The procedure from Example 3 was followed with the following exceptions: tetramethylxylene diisocyanate was substituted for the isophorone diisocyanate.
The procedure from Example 4 was followed with the following exceptions: tetramethylxylene diisocyanate was substituted for the isophorone diisocyanate.
The procedure from Example 10 was followed with the following exceptions: tetramethylxylene diisocyanate was substituted for the hexamethylene diisocyanate.
The procedure from Example 3 was followed with the following exceptions: trimethylhexamethylene diisocyanate was substituted for the isophorone diisocyanate and bis-(3-aminopropyl)piperazine was substituted for the TEPA.
The procedure from Example 14 was followed with the following exceptions: two equivalents of (3-aminopropyl)morpholine were substituted for the bis-(3-aminopropyl)piperazine.
The procedure from Example 3 was followed with the following exceptions: tolylene diisocyanate was substituted for the isophorone diisocyanate and 1040 MW polypropylene oxide was substituted for the polybutylene oxide.
The procedure from Example 16 was followed with the following exceptions: 2200 MW polypropylene oxide was substituted for the 1040 MW polypropylene oxide.
Example 4 was also evaluated by the B-10 Catalytic Oxidation Test.
Basically, the test lubricant is subjected to a stream of air which is bubbled through at the rate of five liters per hour respectively at 325° F. for 40 hours or at 375° F. for 24 hours. Present in the composition are samples of metals commonly used in engine construction, namely, iron, copper, aluminum, and lead. See U.S. Pat. No. 3,682,980, incorporated herein by reference, for further details of the test.
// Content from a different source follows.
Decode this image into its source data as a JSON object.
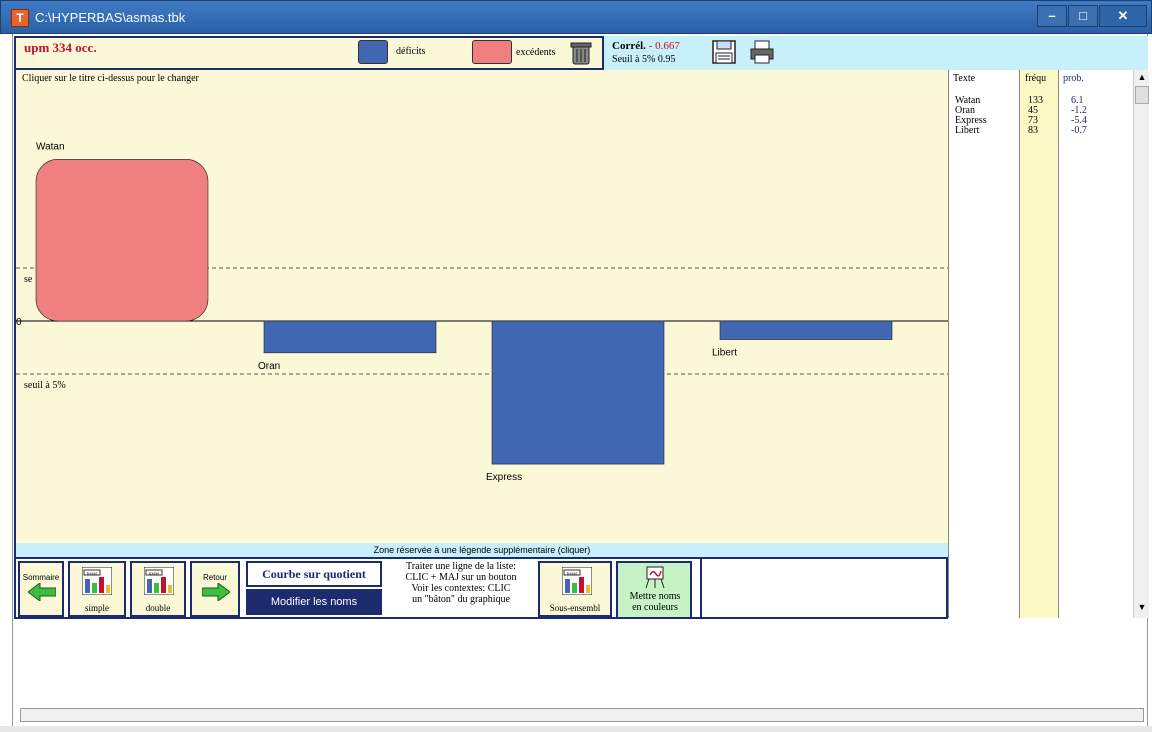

TABLE______________________________________Catalytic Oxidation Test24 Hours at 370° F. % Viscosity Lead LossItem Change (mg) Sludge______________________________________Base Oil Fully 72.9 0.6 Light(Formulated Marine Oil)Marine Oil Minus 39.7 0.3 NilDispersant Plus4% Example 4______________________________________
As shown above, the product in accordance with this invention shows dispersant and excellent antioxidant activity as evidenced by the control of viscosity change, lead loss and sludge.
Although the present invention has been described with preferred embodiments, it is to be understood that modifications and variations may be resorted to, without departing from the spirit and scope of this invention, as those skilled in the art will readily understand. Such modifications and variations are considered to be within the purview and scope of the appended claims.